By Alan Bean
In the 1950s and 1960s, the unofficial public theology of America was dominated by theologians associated with what we now call “the Protestant Mainline.” A public theology makes biblical teaching relevant to the pressing political, economic and social issues of the day; it gives the Church a public voice.
Those days are gone. America has a new public theology. The new public theology is a product of the Religious Right, and its central tenets are so well-publicized that there is hardly any need to lay them out.
Free markets are God’s way of solving social problems and nothing else works. Ever. The role of government is to protect the nation from its enemies and protecting the free functioning of markets from excessive regulation. Because corporate America creates jobs and leads innovation, labor must bend to the will of management. The new American meritocracy places everyone on a level playing field, so accusations of racism and sexism are just whining.
The new public theology begins with economics, moves to politics and ends with religion.
The partial shutdown of the U.S. government is rooted in our new public theology. Obamacare isn’t dismissed as bad public policy; it’s heresy. The free market provides the best of all possible health care systems, and anyone who thinks government can make things better has rejected the revealed will of God. When doctrinal purity is at issue, compromise is impossible.
This problem is particularly acute for Baptists. “Moderate” Baptists can’t reveal the name of their congregation without appending a long list of disclaimers. “I’m a Baptist,” we say, “but not that kind of Baptist.”
The new public theology is viewed as the normative Christian position by default. Churches that identify with the Religious Right proclaim their public theology with vigor and without apology. Everyone else in the American Christian community is strangely silent.
Sure, our well-educated preachers have nice things to say about theological abstractions like justice, love, peace and reconciliation, but they rarely tell us how these virtues impact the economic, political and social life of the nation we live in.
Silence is considered the wise, nuanced approach. “I’m not paid to tell my people how to vote, or how to think on policy issues,” preachers tell one another. “I tell them what the Bible says, and it’s up to them to make the application.”
But “making the application” is what theology is all about. The Religious Right has the ear of the nation because they know what they believe and they spell it out for us. They make the application.
Churches that limp along without a public theology become practically and morally irrelevant to the larger society. They have nothing of substance to say to young adults who are eager (for a brief season) to devote their lives to a larger purpose.
Why have we lost our prophetic voice?

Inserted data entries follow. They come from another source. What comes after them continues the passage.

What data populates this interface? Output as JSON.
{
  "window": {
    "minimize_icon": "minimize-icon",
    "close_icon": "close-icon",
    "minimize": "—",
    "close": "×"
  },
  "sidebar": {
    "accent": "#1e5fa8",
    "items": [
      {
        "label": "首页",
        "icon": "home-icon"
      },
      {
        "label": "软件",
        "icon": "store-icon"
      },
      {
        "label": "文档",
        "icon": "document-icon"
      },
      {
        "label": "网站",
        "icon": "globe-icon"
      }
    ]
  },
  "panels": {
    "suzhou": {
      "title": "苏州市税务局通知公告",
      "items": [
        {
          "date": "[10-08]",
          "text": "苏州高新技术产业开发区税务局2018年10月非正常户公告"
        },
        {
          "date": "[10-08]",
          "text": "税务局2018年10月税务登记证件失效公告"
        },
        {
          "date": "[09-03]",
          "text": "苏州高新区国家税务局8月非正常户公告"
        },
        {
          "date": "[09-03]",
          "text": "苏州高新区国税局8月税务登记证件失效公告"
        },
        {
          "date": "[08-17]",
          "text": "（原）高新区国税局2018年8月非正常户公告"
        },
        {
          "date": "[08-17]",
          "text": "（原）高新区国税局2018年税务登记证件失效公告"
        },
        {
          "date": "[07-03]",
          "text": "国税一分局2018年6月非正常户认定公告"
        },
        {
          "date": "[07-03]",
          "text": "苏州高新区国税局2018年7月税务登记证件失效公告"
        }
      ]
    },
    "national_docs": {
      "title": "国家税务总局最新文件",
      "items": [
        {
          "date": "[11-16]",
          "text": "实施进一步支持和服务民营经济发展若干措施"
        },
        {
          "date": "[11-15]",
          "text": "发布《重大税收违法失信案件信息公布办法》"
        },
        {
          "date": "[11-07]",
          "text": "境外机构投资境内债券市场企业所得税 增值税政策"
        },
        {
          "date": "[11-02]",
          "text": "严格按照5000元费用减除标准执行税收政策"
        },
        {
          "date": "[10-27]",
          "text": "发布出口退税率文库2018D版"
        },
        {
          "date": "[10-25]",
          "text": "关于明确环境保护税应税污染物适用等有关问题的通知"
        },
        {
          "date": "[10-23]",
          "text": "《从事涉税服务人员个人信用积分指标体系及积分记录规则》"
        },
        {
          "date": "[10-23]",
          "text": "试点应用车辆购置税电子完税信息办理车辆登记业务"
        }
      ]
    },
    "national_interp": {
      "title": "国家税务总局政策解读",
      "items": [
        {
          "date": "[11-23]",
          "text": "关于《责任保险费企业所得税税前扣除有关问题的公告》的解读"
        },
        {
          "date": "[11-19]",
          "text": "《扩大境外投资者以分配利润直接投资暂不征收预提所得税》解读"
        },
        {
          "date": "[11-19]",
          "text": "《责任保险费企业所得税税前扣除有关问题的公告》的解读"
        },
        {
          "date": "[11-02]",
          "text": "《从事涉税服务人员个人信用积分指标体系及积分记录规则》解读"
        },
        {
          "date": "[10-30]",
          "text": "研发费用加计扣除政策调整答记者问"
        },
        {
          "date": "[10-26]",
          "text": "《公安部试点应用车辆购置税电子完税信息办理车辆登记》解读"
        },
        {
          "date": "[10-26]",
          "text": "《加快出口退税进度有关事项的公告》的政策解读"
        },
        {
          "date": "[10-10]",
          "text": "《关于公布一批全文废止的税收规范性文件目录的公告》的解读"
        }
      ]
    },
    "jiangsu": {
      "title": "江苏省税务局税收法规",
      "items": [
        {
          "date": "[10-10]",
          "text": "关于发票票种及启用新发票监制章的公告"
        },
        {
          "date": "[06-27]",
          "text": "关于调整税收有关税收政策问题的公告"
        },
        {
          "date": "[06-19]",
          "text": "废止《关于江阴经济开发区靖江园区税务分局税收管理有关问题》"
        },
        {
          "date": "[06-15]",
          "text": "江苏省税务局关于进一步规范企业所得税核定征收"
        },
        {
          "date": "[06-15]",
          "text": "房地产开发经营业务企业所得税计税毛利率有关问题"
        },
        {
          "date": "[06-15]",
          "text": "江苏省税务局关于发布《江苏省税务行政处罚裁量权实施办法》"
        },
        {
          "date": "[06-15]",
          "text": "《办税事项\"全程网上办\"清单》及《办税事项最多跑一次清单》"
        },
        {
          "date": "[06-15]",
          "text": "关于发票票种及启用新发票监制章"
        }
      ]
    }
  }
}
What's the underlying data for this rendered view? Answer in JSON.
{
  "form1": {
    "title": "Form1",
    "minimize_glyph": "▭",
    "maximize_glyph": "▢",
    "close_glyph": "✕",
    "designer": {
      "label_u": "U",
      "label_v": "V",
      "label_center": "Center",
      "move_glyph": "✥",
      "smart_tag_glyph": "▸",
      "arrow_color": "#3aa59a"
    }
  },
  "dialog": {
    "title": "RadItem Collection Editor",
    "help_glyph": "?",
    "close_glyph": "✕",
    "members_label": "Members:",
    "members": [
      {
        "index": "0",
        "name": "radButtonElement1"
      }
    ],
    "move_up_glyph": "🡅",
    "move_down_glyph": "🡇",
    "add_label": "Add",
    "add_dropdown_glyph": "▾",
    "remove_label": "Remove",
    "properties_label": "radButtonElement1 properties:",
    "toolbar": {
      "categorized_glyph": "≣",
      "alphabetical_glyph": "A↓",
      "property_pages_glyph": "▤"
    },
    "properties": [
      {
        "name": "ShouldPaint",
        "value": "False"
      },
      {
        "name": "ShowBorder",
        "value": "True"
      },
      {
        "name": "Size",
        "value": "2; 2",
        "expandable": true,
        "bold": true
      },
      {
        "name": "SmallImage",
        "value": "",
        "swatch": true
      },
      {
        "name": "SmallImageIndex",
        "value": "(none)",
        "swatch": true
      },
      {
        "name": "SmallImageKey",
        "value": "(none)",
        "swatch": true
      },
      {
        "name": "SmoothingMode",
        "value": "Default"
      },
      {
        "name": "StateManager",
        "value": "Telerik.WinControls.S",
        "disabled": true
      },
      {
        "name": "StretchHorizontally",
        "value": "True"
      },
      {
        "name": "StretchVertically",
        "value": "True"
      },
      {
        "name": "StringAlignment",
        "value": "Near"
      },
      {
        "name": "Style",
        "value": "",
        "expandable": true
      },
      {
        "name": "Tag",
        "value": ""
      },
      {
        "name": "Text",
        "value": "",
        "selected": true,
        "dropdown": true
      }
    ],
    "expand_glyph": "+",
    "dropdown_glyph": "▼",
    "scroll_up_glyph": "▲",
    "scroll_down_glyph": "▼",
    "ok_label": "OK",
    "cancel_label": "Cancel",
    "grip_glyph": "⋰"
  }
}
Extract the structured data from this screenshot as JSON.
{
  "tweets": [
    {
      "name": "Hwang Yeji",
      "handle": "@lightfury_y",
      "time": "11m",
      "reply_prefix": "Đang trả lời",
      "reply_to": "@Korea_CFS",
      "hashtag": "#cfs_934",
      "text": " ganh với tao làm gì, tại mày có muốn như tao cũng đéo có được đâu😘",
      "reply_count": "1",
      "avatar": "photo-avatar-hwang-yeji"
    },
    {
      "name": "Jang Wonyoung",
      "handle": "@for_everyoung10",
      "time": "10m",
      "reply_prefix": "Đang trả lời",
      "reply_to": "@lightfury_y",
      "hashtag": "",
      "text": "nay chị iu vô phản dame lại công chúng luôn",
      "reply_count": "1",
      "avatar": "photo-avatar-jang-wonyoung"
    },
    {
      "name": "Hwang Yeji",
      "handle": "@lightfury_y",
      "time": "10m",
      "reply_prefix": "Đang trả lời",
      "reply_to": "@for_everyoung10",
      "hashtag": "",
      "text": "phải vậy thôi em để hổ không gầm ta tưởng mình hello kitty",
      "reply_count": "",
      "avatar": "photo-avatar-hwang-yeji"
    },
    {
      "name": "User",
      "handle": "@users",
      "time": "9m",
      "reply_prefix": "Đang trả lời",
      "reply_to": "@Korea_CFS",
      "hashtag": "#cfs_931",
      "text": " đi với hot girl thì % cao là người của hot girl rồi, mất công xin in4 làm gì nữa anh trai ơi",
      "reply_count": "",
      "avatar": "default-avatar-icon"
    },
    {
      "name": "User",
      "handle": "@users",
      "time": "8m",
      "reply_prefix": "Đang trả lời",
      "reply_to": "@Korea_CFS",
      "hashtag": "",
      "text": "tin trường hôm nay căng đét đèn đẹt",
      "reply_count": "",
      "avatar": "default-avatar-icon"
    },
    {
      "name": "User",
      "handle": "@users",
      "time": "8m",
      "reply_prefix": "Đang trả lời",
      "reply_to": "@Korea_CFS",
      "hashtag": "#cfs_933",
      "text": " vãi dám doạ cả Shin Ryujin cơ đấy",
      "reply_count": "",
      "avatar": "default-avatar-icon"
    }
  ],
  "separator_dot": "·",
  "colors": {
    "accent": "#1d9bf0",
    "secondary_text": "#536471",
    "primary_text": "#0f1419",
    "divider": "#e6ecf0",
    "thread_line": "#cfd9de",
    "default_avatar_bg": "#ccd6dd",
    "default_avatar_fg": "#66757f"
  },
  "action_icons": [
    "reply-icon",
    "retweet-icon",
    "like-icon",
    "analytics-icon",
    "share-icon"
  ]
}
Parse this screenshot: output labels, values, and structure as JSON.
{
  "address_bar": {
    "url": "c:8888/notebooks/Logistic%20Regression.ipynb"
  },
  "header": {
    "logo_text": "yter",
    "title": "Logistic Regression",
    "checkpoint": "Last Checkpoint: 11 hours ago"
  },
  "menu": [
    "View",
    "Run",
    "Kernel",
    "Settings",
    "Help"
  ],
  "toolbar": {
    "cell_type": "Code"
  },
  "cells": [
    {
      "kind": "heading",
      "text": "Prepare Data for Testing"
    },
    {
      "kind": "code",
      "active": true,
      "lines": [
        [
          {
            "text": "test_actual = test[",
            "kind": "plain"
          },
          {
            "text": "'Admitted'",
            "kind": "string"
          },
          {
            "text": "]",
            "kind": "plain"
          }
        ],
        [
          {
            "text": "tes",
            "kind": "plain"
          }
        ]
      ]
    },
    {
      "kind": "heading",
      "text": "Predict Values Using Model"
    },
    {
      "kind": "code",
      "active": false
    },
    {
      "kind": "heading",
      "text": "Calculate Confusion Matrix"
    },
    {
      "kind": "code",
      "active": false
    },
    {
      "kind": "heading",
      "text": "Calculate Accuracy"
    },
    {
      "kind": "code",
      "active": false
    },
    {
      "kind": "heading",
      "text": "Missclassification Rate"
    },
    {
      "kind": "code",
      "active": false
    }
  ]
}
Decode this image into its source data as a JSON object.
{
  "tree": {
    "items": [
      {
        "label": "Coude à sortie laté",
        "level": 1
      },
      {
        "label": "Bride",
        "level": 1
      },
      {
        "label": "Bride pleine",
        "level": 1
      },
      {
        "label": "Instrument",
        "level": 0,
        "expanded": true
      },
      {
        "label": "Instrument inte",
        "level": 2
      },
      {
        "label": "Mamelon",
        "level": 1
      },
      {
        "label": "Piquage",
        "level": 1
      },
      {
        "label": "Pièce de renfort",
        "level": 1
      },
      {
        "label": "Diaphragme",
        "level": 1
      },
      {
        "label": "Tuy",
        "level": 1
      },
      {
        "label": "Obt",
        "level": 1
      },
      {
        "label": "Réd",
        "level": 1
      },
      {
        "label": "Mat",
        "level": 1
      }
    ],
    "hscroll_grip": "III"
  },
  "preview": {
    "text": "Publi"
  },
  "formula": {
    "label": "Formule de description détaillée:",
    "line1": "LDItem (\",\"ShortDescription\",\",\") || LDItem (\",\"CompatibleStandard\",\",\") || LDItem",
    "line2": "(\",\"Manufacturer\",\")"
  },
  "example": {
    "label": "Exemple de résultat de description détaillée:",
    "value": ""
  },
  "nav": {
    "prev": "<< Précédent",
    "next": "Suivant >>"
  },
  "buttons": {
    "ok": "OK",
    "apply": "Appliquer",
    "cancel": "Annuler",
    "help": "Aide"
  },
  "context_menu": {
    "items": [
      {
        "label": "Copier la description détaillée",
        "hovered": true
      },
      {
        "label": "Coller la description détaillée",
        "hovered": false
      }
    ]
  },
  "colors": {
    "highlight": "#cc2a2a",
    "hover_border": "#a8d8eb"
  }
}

First, there is the problem of the “messy middle.” Most congregations reflect the full ideological spectrum of American life. A pastor preaching to a mix of conservatives, moderates, liberals (and a growing number of libertarians) can’t address social, political or economic issues in a substantive way without enraging and alienating somebody.
Members of messy middle congregations easily assume that “most people in my church think like me.” But let real people start talking about real issues and this perception fades quickly. Why let that happen? Job security is a big issue.
Embarrassing theological questions emerge when we are forced to reckon with our diversity. If we are all taking our cue from the same Bible and we’re drawing such different conclusions, who’s got it right and who’s wrong?
More likely, we conclude that the Bible doesn’t have much practical guidance to offer, so we’re all free to make up our own minds. Diversity is hailed as the cardinal virtue.
But our loss of prophetic voice is only partially explained by the messy middle problem. Here’s the deeper truth: we know what Jesus says about money and it doesn’t take a seminary degree to grasp the economic, political and social implications.
We can take refuge in complexity, of course. The Bible is a very big book featuring a long list of authors responding to a crazy quilt of different circumstances. There’s some stuff in Leviticus, Joshua and Nehemiah that’s hard to square with the Sermon on the Mount. Right?
But if we start with Jesus and the broad biblical traditions that shaped his message, the broad outline of a clear, prophetic theology is clearly discernible.
Our problem isn’t that the message is fuzzy; our problem is that the message is frightening.
If we take our cue from the Sermon on the Mount, the Lord’s Prayer and Mary’s Magnificat where would that leave us? Outside the camp, on the margins, numbered with the sick, the sinners, the poor and the desperate. We’d have to ask where all these hurting people came from. We’d have to move from charity to advocacy.
Worse still, our churches would be transformed from mainstream bastions of respectability to counterculture communities living on the fringe.
We might gain a prophetic voice, but we would lose almost everything else. Hence our silence.
But the question won’t go away: if we’re not that kind of Baptists, what kind of Baptists are we?